On September 19th, the UN Human Rights Council reviewed Canada’s record on several issues including: poverty, immigration, and the criminal justice system- according to a Canadian Press article published the same day as the review.
The review is conducted every four years. This year the issue of violence against Aboriginal women in Canada has taken center stage.
The UN Human Rights Council recommended Canada conduct a proper investigation of the issue, and review evidence that suggests a growing national problem of violence towards Aboriginal women, especially in British Columbia where it is believed Aboriginal women are the most vulnerable due to abuse by police.
These allegations mirror a report by Human Rights Watch back in February, which also recognized the abuse of Aboriginal women in British Columbia.
In response, Canada’s ambassador to the UN in Geneva, Elissa Golberg stood by Canada’s record of human rights, and noted that although discrimination is an issue faced everywhere, Canada’s courts, and legal frame-work are strong.
"Canada is proud of its human-rights record, and our peaceful and diverse society. While no society is entirely free of discrimination, Canada has a strong legal and policy framework for the promotion and protection of human rights, and an independent court system."
National chief of Canada’s Assembly of First Nations, Shawn Atleo is behind the findings by the UN Human Rights Council, citing strong support from the Canadian public, government leaders, and other studies which have found similar findings on the abuse of Aboriginal women.
"There is strong support for this action domestically among provincial and territorial leaders and the Canadian public and strong international support, not to mention a multitude of reports and investigations that urge Canada to act, said Atleo in a statement.
After the report was tabled September 19th, Canada responded by saying it was working with, and would continue to support initiatives aimed at preventing abuse towards Aboriginal women.
“[Canada is] strongly committed to taking action with aboriginal and non-aboriginal groups to prevent and stop violence against aboriginal women through a series of federal and provincial initiatives.

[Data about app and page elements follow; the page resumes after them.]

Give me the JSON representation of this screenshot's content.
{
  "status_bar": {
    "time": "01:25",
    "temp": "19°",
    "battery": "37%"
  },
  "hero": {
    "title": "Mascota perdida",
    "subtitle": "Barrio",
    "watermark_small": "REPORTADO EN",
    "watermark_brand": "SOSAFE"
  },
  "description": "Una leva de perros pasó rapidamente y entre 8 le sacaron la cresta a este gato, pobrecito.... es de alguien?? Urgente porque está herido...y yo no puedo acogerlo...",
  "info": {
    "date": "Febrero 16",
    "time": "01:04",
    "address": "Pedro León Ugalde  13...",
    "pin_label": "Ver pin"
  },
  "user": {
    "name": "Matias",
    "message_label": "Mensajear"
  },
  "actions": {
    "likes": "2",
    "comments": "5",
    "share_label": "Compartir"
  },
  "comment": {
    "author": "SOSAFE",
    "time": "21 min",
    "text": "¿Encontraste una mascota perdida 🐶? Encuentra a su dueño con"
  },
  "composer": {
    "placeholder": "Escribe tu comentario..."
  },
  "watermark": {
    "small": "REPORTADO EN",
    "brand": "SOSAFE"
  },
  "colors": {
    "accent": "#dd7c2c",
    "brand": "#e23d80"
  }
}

There have been a number of inquiries and resulting proposals for improvements over the years," says the reply.
Despite Canada’s seemingly encouraging and proactive response to the allegations by the UN, similar accusations were made during the last UN Human Rights Council review in 2009.
Although the government has said they are making improvements, evidently they aren’t getting the results needed to keep Canada off watch lists such as this, and Human Rights watch.
In October, UN special rapporteur James Anaya will be in Canada conducting his review of treatment toward Aboriginals, and Canada will get a chance to respond to any findings before the information is presented to the UN rights Council.